* ACTION ITEM
Copy every line of the following data that includes the string "FRIDAY".

Element data from apps and pages:
★ ★ ★ ★ ★

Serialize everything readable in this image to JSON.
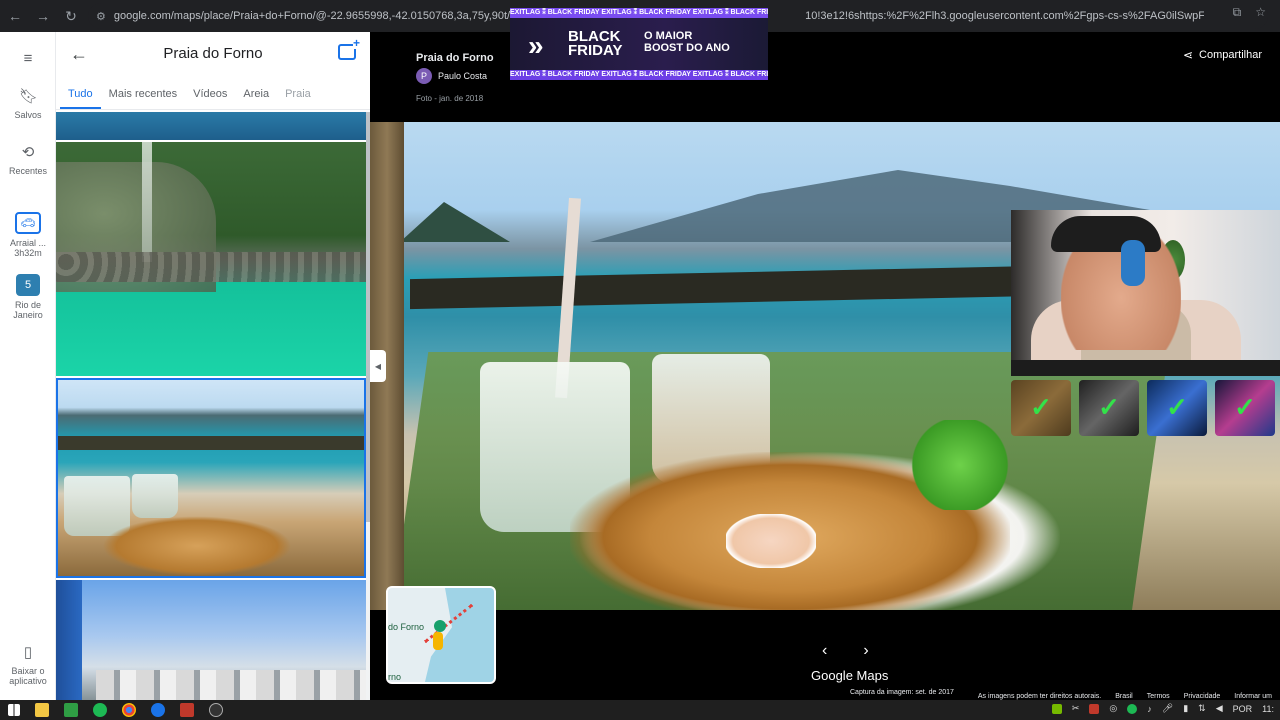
{
  "browser": {
    "url": "google.com/maps/place/Praia+do+Forno/@-22.9655998,-42.0150768,3a,75y,90t/",
    "url_tail": "10!3e12!6shttps:%2F%2Flh3.googleusercontent.com%2Fgps-cs-s%2FAG0ilSwpFQXyZVguM..."
  },
  "rail": {
    "items": [
      {
        "label": "Salvos",
        "icon": "bookmark-icon"
      },
      {
        "label": "Recentes",
        "icon": "history-icon"
      },
      {
        "label": "Arraial ...",
        "sub": "3h32m",
        "icon": "car-icon"
      },
      {
        "label": "Rio de Janeiro",
        "icon": "map-thumb-icon"
      },
      {
        "label": "Baixar o aplicativo",
        "icon": "phone-icon"
      }
    ]
  },
  "panel": {
    "title": "Praia do Forno",
    "tabs": [
      "Tudo",
      "Mais recentes",
      "Vídeos",
      "Areia",
      "Praia"
    ]
  },
  "viewer": {
    "place_name": "Praia do Forno",
    "author_initial": "P",
    "author": "Paulo Costa",
    "photo_date": "Foto - jan. de 2018",
    "share_label": "Compartilhar",
    "logo": "Google Maps",
    "capture_text": "Captura da imagem: set. de 2017",
    "footer_links": [
      "As imagens podem ter direitos autorais.",
      "Brasil",
      "Termos",
      "Privacidade",
      "Informar um"
    ],
    "minimap_label": "do Forno",
    "minimap_label2": "rno"
  },
  "overlay": {
    "strip_text": "EXITLAG ⁑ BLACK FRIDAY EXITLAG ⁑ BLACK FRIDAY EXITLAG ⁑ BLACK FRIDAY E",
    "brand_title": "BLACK FRIDAY",
    "headline": "O MAIOR BOOST DO ANO"
  },
  "taskbar": {
    "lang": "POR",
    "time": "11:"
  }
}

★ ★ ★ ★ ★

* RESPONSE
    "strip_text": "EXITLAG ⁑ BLACK FRIDAY EXITLAG ⁑ BLACK FRIDAY EXITLAG ⁑ BLACK FRIDAY E",
    "brand_title": "BLACK FRIDAY",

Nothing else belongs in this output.